Where do producers..

Rubs90

KeyControl
VIP Junglist
Messages
2,023
Likes
5
#1
... usually get their background sounds from? In a common dnb intro, besides the drums you usually have a song / sample being looped, like a violin, a piano or even both combined making a sort of "song"

I've been working hard on this recently but cant get my head around it
 

safety

double safety
VIP Junglist
Messages
6,366
Likes
29
#5
clue is in the name "sample"

they take samples from anywhere, film, other music, anything you can find on the internet. that crystal clear trumpet is almost certainly taken from a film soundtrack. they are very good sources for music without other elements underneath, like drums and that
 
B

BDS

Guest
#10
clue is in the name "sample"

they take samples from anywhere, film, other music, anything you can find on the internet. that crystal clear trumpet is almost certainly taken from a film soundtrack. they are very good sources for music without other elements underneath, like drums and that

not neccesarily that brass line sounds very much like it was made in sax lab.

thats a vst btw.
 

groelle

Well-Known Member
VIP Junglist
Messages
5,485
Likes
90
#11
are we talking about leads/hooks here? load up your sampler or synth and write your own - that's what i do...
this. nothing wrong with sampling, but searching for something that fits seems to be too time intensive imo. if you found something and get an idea from that, its different.
 

kama

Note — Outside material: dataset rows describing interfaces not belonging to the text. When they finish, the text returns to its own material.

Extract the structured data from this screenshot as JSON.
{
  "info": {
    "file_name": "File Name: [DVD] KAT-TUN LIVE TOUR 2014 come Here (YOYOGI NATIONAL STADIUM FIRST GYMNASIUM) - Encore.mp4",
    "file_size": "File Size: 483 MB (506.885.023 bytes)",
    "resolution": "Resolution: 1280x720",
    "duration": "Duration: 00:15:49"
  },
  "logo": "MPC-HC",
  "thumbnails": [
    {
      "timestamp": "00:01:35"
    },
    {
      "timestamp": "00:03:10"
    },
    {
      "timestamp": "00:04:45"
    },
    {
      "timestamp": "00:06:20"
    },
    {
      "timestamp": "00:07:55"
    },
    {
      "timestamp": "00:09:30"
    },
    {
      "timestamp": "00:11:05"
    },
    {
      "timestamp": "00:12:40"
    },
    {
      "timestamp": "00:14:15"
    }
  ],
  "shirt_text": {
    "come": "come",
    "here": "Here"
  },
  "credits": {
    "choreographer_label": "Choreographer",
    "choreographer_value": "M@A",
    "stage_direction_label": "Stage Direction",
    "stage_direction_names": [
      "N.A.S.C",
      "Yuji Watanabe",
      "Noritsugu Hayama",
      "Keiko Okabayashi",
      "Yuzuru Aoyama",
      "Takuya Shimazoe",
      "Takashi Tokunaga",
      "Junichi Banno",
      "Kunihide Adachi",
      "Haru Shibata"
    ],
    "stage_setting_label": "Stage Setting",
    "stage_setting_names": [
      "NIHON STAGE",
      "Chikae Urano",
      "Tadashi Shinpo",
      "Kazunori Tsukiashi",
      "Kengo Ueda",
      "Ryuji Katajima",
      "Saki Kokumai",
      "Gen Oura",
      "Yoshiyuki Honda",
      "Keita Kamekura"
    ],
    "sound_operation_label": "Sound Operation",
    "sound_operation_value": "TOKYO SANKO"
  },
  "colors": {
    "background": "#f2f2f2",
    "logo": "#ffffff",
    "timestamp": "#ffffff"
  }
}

benkama.net
VIP Junglist
Messages
2,767
Likes
48
#12
If you cant find any suiting your needs, try to make your own too.

Lowpassing a lush pad produces interesting results, kind of anticipating something.

Reversing piano hits with revertb is always an eerie way of saying "tings is mad in here"

Timestretching something to oblivion can produce incredible ambient backgrounds.

Using single hits but having them run into a massive reverb and removing the dry part is like making love to a sound. Then reversing the hit (if it is a longer one) you'll get a sweep sound like no other.

Try also short delays with huge feedbacks. Be careful and watch your ears tho, dont let the resonance get the best of it. This is an excellent way of filling a background if you find a sample that goes well in key with the rest of the tune.
 

dj-dusty

Member
VIP Junglist
Messages
904
Likes
1
#15
find an old tape or cd with loads of classical intruments or even get a few film soundtracks and look through em.

What i do is every time i watch a film, i remember or jot down the time of the film where there is either a peice of music or a vocal i will want to use, then buy the film or borrow it and chop it out and sample it.

Works better if you put other instruments with it though, try and get it to sound like somthing brand new instead of you just ripping it straight from a film
 

Riisu

Not the Preacher Man
VIP Junglist
Messages
7,304
Likes
226
#16
you can get audio libraries on vinyl (which you obviously have to sample to your computer) but it'll get you that instant 'analog warmth'


propers to sabre on that tip.
 

Rubs90

KeyControl
VIP Junglist
Messages
2,023
Likes
5
#17
Since I'm a great fan of film scores, I found this to be easier then I expected and found some good loops I'd like to sample.. problem is when I try to chop it off and put them into FL studio I never get the result I want.. either the beginning is too forced and when the loop goes back to the beginning there's this huge clang or it's either too fast or too slow

Any help on this?
 
Top